Another key theme that is unique to time management in video games as a medium is control. Since the medium is inherently interactive, how much do you allow players to dictate the gaming experience? While Ghost of Tsushima has been frugal with the player’s time, as of writing this, it frustratingly does not allow you to skip cutscenes, or even click through trivial dialogue with NPCs, unlike most sensible modern games. It’s hard to imagine that this is a particularly difficult feature to implement, which begs the question of where such a decision would arise from. The answer lies in control.
Studios present a diversity of thought on how much they want the player to experience the ‘director’s cut’ versus the ‘player’s cut’. Spiderman allows you to skip the lab puzzles in the game, rightfully recognizing that players might simply not be interested in them (here’s where the notion of ‘interesting’ gameplay comes into the picture). There’s a powerful, controversial idea here that the gamer knows best how to invest their time.
The notion of interesting gameplay allows us to segue into the final aspect of time management in video games — loading screens. Loading screens are likely to go extinct with next-gen technology, but while they’re still around, they also provide insight into time-related decision-making.
By default, loading screens are seams in the game — they wouldn’t exist if the game had its way. Most games paper over this seam by displaying ‘artwork’ or ‘tips’. The latter isn’t a bad strategy; it uses the time for exposition. But what if you could keep the player engaged with gameplay — even uninteresting gameplay?
God of War loading screens are hidden by having Kratos walk an otherworldly ‘path’ until the portal to the destination materializes. More sophisticated loading screens exist, but even this lean mechanic in God of War appears preferable to passively staring at a screen.

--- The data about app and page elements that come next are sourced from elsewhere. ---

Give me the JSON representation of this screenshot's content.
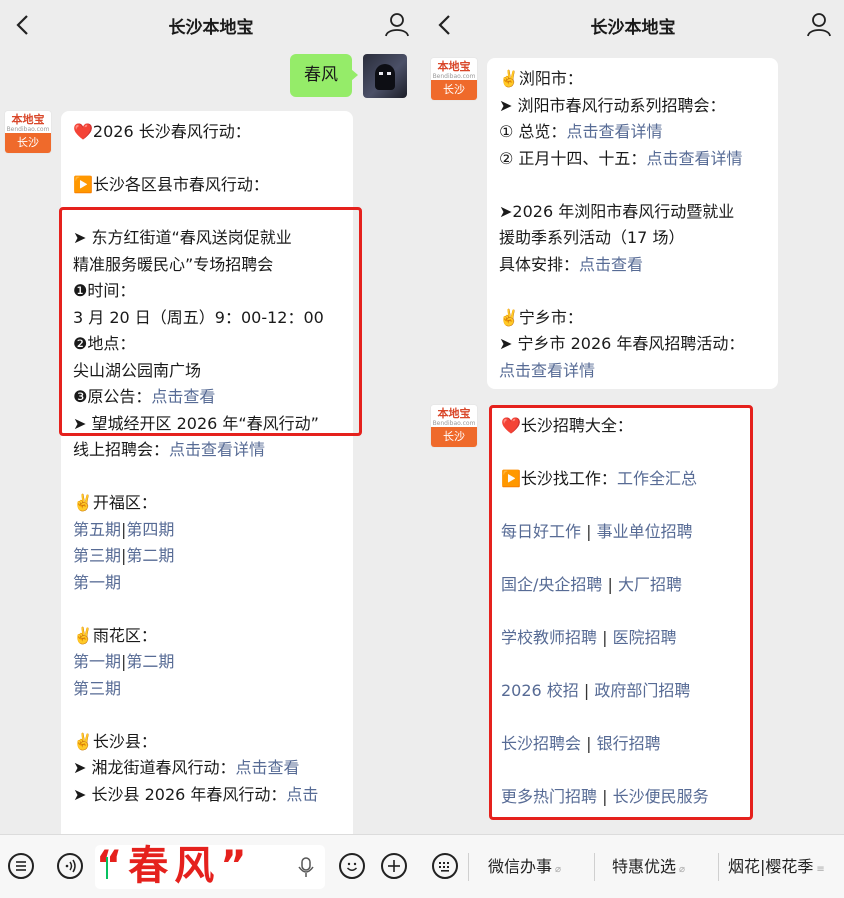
{
  "header": {
    "title": "长沙本地宝"
  },
  "avatar": {
    "brand": "本地宝",
    "domain": "Bendibao.com",
    "city": "长沙"
  },
  "left": {
    "user_message": "春风",
    "lines": [
      {
        "segs": [
          {
            "t": "❤️2026 长沙春风行动："
          }
        ]
      },
      {
        "segs": []
      },
      {
        "segs": [
          {
            "t": "▶️长沙各区县市春风行动："
          }
        ]
      },
      {
        "segs": []
      },
      {
        "segs": [
          {
            "t": "➤ 东方红街道“春风送岗促就业"
          }
        ]
      },
      {
        "segs": [
          {
            "t": "精准服务暖民心”专场招聘会"
          }
        ]
      },
      {
        "segs": [
          {
            "t": "❶时间："
          }
        ]
      },
      {
        "segs": [
          {
            "t": "3 月 20 日（周五）9：00-12：00"
          }
        ]
      },
      {
        "segs": [
          {
            "t": "❷地点："
          }
        ]
      },
      {
        "segs": [
          {
            "t": "尖山湖公园南广场"
          }
        ]
      },
      {
        "segs": [
          {
            "t": "❸原公告："
          },
          {
            "t": "点击查看",
            "link": true
          }
        ]
      },
      {
        "segs": [
          {
            "t": "➤ 望城经开区 2026 年“春风行动”"
          }
        ]
      },
      {
        "segs": [
          {
            "t": "线上招聘会："
          },
          {
            "t": "点击查看详情",
            "link": true
          }
        ]
      },
      {
        "segs": []
      },
      {
        "segs": [
          {
            "t": "✌️开福区："
          }
        ]
      },
      {
        "segs": [
          {
            "t": "第五期",
            "link": true
          },
          {
            "t": "|",
            "sep": true
          },
          {
            "t": "第四期",
            "link": true
          }
        ]
      },
      {
        "segs": [
          {
            "t": "第三期",
            "link": true
          },
          {
            "t": "|",
            "sep": true
          },
          {
            "t": "第二期",
            "link": true
          }
        ]
      },
      {
        "segs": [
          {
            "t": "第一期",
            "link": true
          }
        ]
      },
      {
        "segs": []
      },
      {
        "segs": [
          {
            "t": "✌️雨花区："
          }
        ]
      },
      {
        "segs": [
          {
            "t": "第一期",
            "link": true
          },
          {
            "t": "|",
            "sep": true
          },
          {
            "t": "第二期",
            "link": true
          }
        ]
      },
      {
        "segs": [
          {
            "t": "第三期",
            "link": true
          }
        ]
      },
      {
        "segs": []
      },
      {
        "segs": [
          {
            "t": "✌️长沙县："
          }
        ]
      },
      {
        "segs": [
          {
            "t": "➤ 湘龙街道春风行动："
          },
          {
            "t": "点击查看",
            "link": true
          }
        ]
      },
      {
        "segs": [
          {
            "t": "➤ 长沙县 2026 年春风行动："
          },
          {
            "t": "点击",
            "link": true
          }
        ]
      }
    ],
    "input_text": "“春风”"
  },
  "right": {
    "bubble1_lines": [
      {
        "segs": [
          {
            "t": "✌️浏阳市："
          }
        ]
      },
      {
        "segs": [
          {
            "t": "➤ 浏阳市春风行动系列招聘会："
          }
        ]
      },
      {
        "segs": [
          {
            "t": "① 总览："
          },
          {
            "t": "点击查看详情",
            "link": true
          }
        ]
      },
      {
        "segs": [
          {
            "t": "② 正月十四、十五："
          },
          {
            "t": "点击查看详情",
            "link": true
          }
        ]
      },
      {
        "segs": []
      },
      {
        "segs": [
          {
            "t": "➤2026 年浏阳市春风行动暨就业"
          }
        ]
      },
      {
        "segs": [
          {
            "t": "援助季系列活动（17 场）"
          }
        ]
      },
      {
        "segs": [
          {
            "t": "具体安排："
          },
          {
            "t": "点击查看",
            "link": true
          }
        ]
      },
      {
        "segs": []
      },
      {
        "segs": [
          {
            "t": "✌️宁乡市："
          }
        ]
      },
      {
        "segs": [
          {
            "t": "➤ 宁乡市 2026 年春风招聘活动："
          }
        ]
      },
      {
        "segs": [
          {
            "t": "点击查看详情",
            "link": true
          }
        ]
      }
    ],
    "bubble2_lines": [
      {
        "segs": [
          {
            "t": "❤️长沙招聘大全："
          }
        ]
      },
      {
        "segs": []
      },
      {
        "segs": [
          {
            "t": "▶️长沙找工作："
          },
          {
            "t": "工作全汇总",
            "link": true
          }
        ]
      },
      {
        "segs": []
      },
      {
        "segs": [
          {
            "t": "每日好工作",
            "link": true
          },
          {
            "t": " | ",
            "sep": true
          },
          {
            "t": "事业单位招聘",
            "link": true
          }
        ]
      },
      {
        "segs": []
      },
      {
        "segs": [
          {
            "t": "国企/央企招聘",
            "link": true
          },
          {
            "t": " | ",
            "sep": true
          },
          {
            "t": "大厂招聘",
            "link": true
          }
        ]
      },
      {
        "segs": []
      },
      {
        "segs": [
          {
            "t": "学校教师招聘",
            "link": true
          },
          {
            "t": " | ",
            "sep": true
          },
          {
            "t": "医院招聘",
            "link": true
          }
        ]
      },
      {
        "segs": []
      },
      {
        "segs": [
          {
            "t": "2026 校招",
            "link": true
          },
          {
            "t": " | ",
            "sep": true
          },
          {
            "t": "政府部门招聘",
            "link": true
          }
        ]
      },
      {
        "segs": []
      },
      {
        "segs": [
          {
            "t": "长沙招聘会",
            "link": true
          },
          {
            "t": " | ",
            "sep": true
          },
          {
            "t": "银行招聘",
            "link": true
          }
        ]
      },
      {
        "segs": []
      },
      {
        "segs": [
          {
            "t": "更多热门招聘",
            "link": true
          },
          {
            "t": " | ",
            "sep": true
          },
          {
            "t": "长沙便民服务",
            "link": true
          }
        ]
      }
    ],
    "menu": [
      "微信办事",
      "特惠优选",
      "烟花|樱花季"
    ]
  },
  "icons": {
    "back": "chevron-left-icon",
    "user": "user-profile-icon",
    "list": "list-menu-icon",
    "voice": "voice-icon",
    "mic": "microphone-icon",
    "emoji": "emoji-icon",
    "add": "add-circle-icon",
    "keyboard": "keyboard-icon",
    "link": "link-icon"
  },
  "colors": {
    "link": "#576b95",
    "highlight": "#e5211d",
    "user_bubble": "#95ec69",
    "brand": "#ef6a2b"
  }
}
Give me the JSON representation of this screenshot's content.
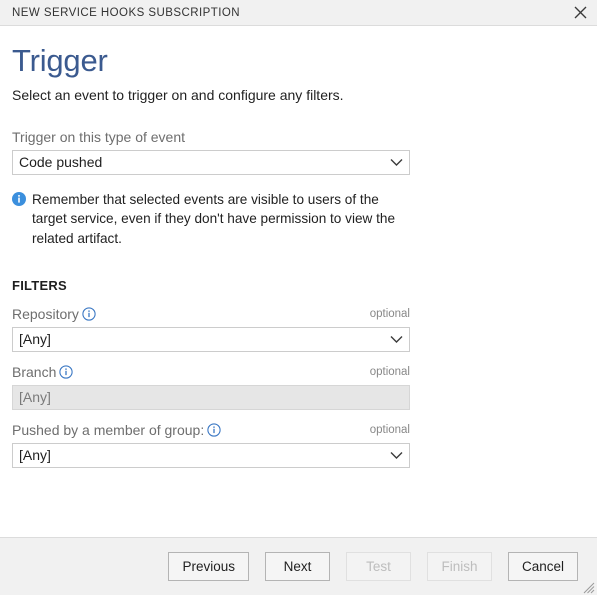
{
  "window": {
    "title": "NEW SERVICE HOOKS SUBSCRIPTION",
    "close_icon": "close-icon",
    "resize_grip": "resize-grip"
  },
  "page": {
    "title": "Trigger",
    "subtitle": "Select an event to trigger on and configure any filters.",
    "title_color": "#3b5a8f"
  },
  "event": {
    "label": "Trigger on this type of event",
    "value": "Code pushed",
    "options": [
      "Code pushed"
    ],
    "chevron_icon": "chevron-down-icon"
  },
  "note": {
    "icon": "info-circle-filled-icon",
    "text": "Remember that selected events are visible to users of the target service, even if they don't have permission to view the related artifact.",
    "icon_color": "#0078d4"
  },
  "filters": {
    "heading": "FILTERS",
    "optional_tag": "optional",
    "info_icon": "info-circle-outline-icon",
    "fields": [
      {
        "label": "Repository",
        "value": "[Any]",
        "optional": "optional",
        "disabled": false
      },
      {
        "label": "Branch",
        "value": "[Any]",
        "optional": "optional",
        "disabled": true
      },
      {
        "label": "Pushed by a member of group:",
        "value": "[Any]",
        "optional": "optional",
        "disabled": false
      }
    ]
  },
  "footer": {
    "buttons": [
      {
        "label": "Previous",
        "disabled": false
      },
      {
        "label": "Next",
        "disabled": false
      },
      {
        "label": "Test",
        "disabled": true
      },
      {
        "label": "Finish",
        "disabled": true
      },
      {
        "label": "Cancel",
        "disabled": false
      }
    ]
  }
}
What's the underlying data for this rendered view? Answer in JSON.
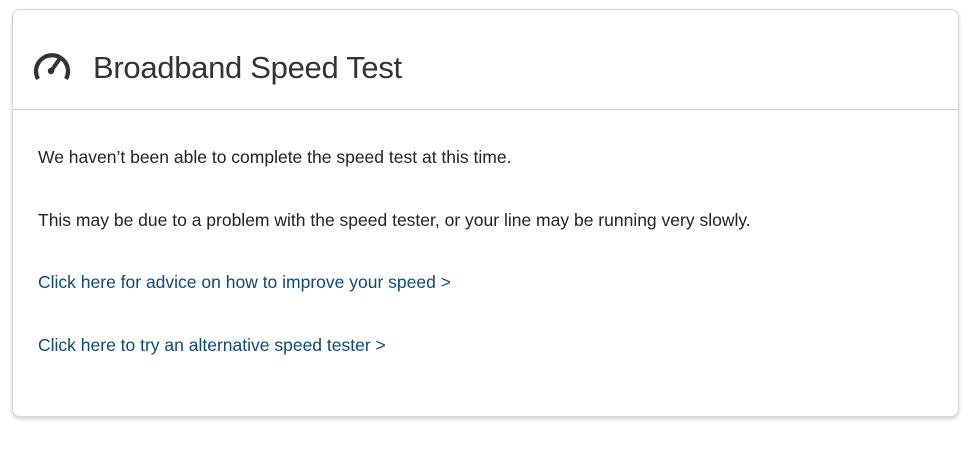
{
  "card": {
    "icon": "speedometer-icon",
    "title": "Broadband Speed Test",
    "messages": [
      "We haven’t been able to complete the speed test at this time.",
      "This may be due to a problem with the speed tester, or your line may be running very slowly."
    ],
    "links": [
      "Click here for advice on how to improve your speed >",
      "Click here to try an alternative speed tester >"
    ]
  },
  "colors": {
    "title_text": "#333333",
    "body_text": "#222222",
    "link": "#0e4a74",
    "border": "#d6d6d6",
    "icon": "#333333"
  }
}
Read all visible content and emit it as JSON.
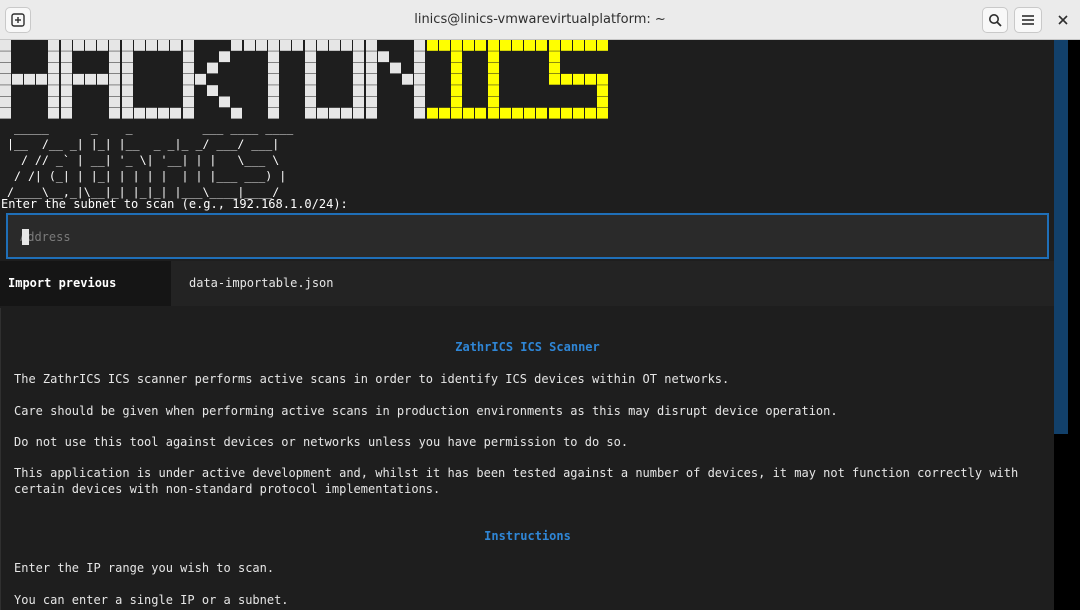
{
  "window": {
    "title": "linics@linics-vmwarevirtualplatform: ~",
    "icons": {
      "new_tab": "new-tab-icon",
      "search": "search-icon",
      "menu": "hamburger-menu-icon",
      "close": "close-icon"
    }
  },
  "logo": {
    "part1": "HACKTON",
    "part2": "ICS",
    "colors": {
      "part1": "#e6e6e6",
      "part2": "#ffff00"
    }
  },
  "ascii_banner": " _____      _    _          ___ ____ ____\n|__  /__ _| |_| |__  _ _|_ _/ ___/ ___|\n  / // _` | __| '_ \\| '__| | |   \\___ \\\n / /| (_| | |_| | | | |  | | |___ ___) |\n/____\\__,_|\\__|_| |_|_| |___\\____|____/",
  "prompt": "Enter the subnet to scan (e.g., 192.168.1.0/24):",
  "address": {
    "placeholder": "Address",
    "value": ""
  },
  "import": {
    "button_label": "Import previous session",
    "file": "data-importable.json"
  },
  "info": {
    "heading": "ZathrICS ICS Scanner",
    "paragraphs": [
      "The ZathrICS ICS scanner performs active scans in order to identify ICS devices within OT networks.",
      "Care should be given when performing active scans in production environments as this may disrupt device operation.",
      "Do not use this tool against devices or networks unless you have permission to do so.",
      "This application is under active development and, whilst it has been tested against a number of devices, it may not function correctly with certain devices with non-standard protocol implementations."
    ],
    "instructions_heading": "Instructions",
    "instructions": [
      "Enter the IP range you wish to scan.",
      "You can enter a single IP or a subnet."
    ]
  },
  "colors": {
    "accent": "#1f6fb8",
    "heading": "#2f86d6",
    "background": "#1e1e1e"
  }
}
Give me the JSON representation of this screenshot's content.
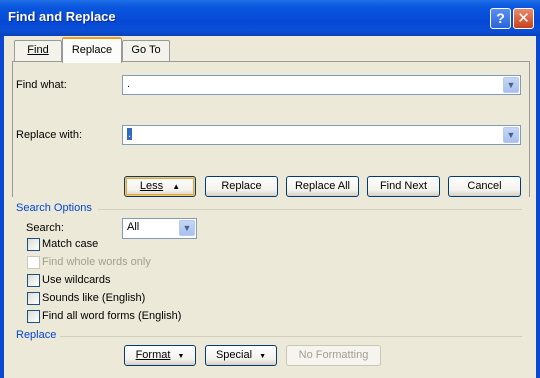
{
  "window": {
    "title": "Find and Replace",
    "help_glyph": "?",
    "close_glyph": "✕"
  },
  "tabs": [
    {
      "label": "Find",
      "active": false
    },
    {
      "label": "Replace",
      "active": true
    },
    {
      "label": "Go To",
      "active": false
    }
  ],
  "find": {
    "label": "Find what:",
    "value": "."
  },
  "replace": {
    "label": "Replace with:",
    "value": "."
  },
  "buttons": {
    "less": "Less",
    "less_arrow": "▲",
    "replace": "Replace",
    "replace_all": "Replace All",
    "find_next": "Find Next",
    "cancel": "Cancel"
  },
  "search_options": {
    "heading": "Search Options",
    "search_label": "Search:",
    "search_value": "All",
    "options": [
      {
        "label": "Match case",
        "checked": false,
        "enabled": true
      },
      {
        "label": "Find whole words only",
        "checked": false,
        "enabled": false
      },
      {
        "label": "Use wildcards",
        "checked": false,
        "enabled": true
      },
      {
        "label": "Sounds like (English)",
        "checked": false,
        "enabled": true
      },
      {
        "label": "Find all word forms (English)",
        "checked": false,
        "enabled": true
      }
    ]
  },
  "replace_section": {
    "heading": "Replace",
    "format_button": "Format",
    "special_button": "Special",
    "no_formatting_button": "No Formatting",
    "dropdown_arrow": "▼"
  }
}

The point is that gameplay doesn’t have to be interesting or engaging all the time — sometimes, simply allowing the player to play, rather than watch like a bystander can make the difference between a frustrating experience and an immersive one.
An essay on how video games deal with time cannot be complete without a brief mention of how the Persona games deal with it. These games hand the currency of time back to you, but caution you to spend it wisely, for it is scarce and fleeting.
In closing, how video game studios regard time is often revealed through seemingly insignificant decisions that can disproportionately affect a player’s experience with a game. Time should be thought of as a currency, perhaps one of the most important ones in video game design.
The diversity of design philosophies demonstrates that there is no single answer — do you allow the player to take control of where they spend their time? Do you extravagantly spend the player’s time to build a ‘realistic’ experience, or do you choose to be frugal instead? Do you hide the downtime (seams) in the game with exposition, or with gameplay?
While I don’t have the answers, I know that if I go the rest of my life without watching another self-indulgent weapon upgrade animation, I will be none the lesser for it.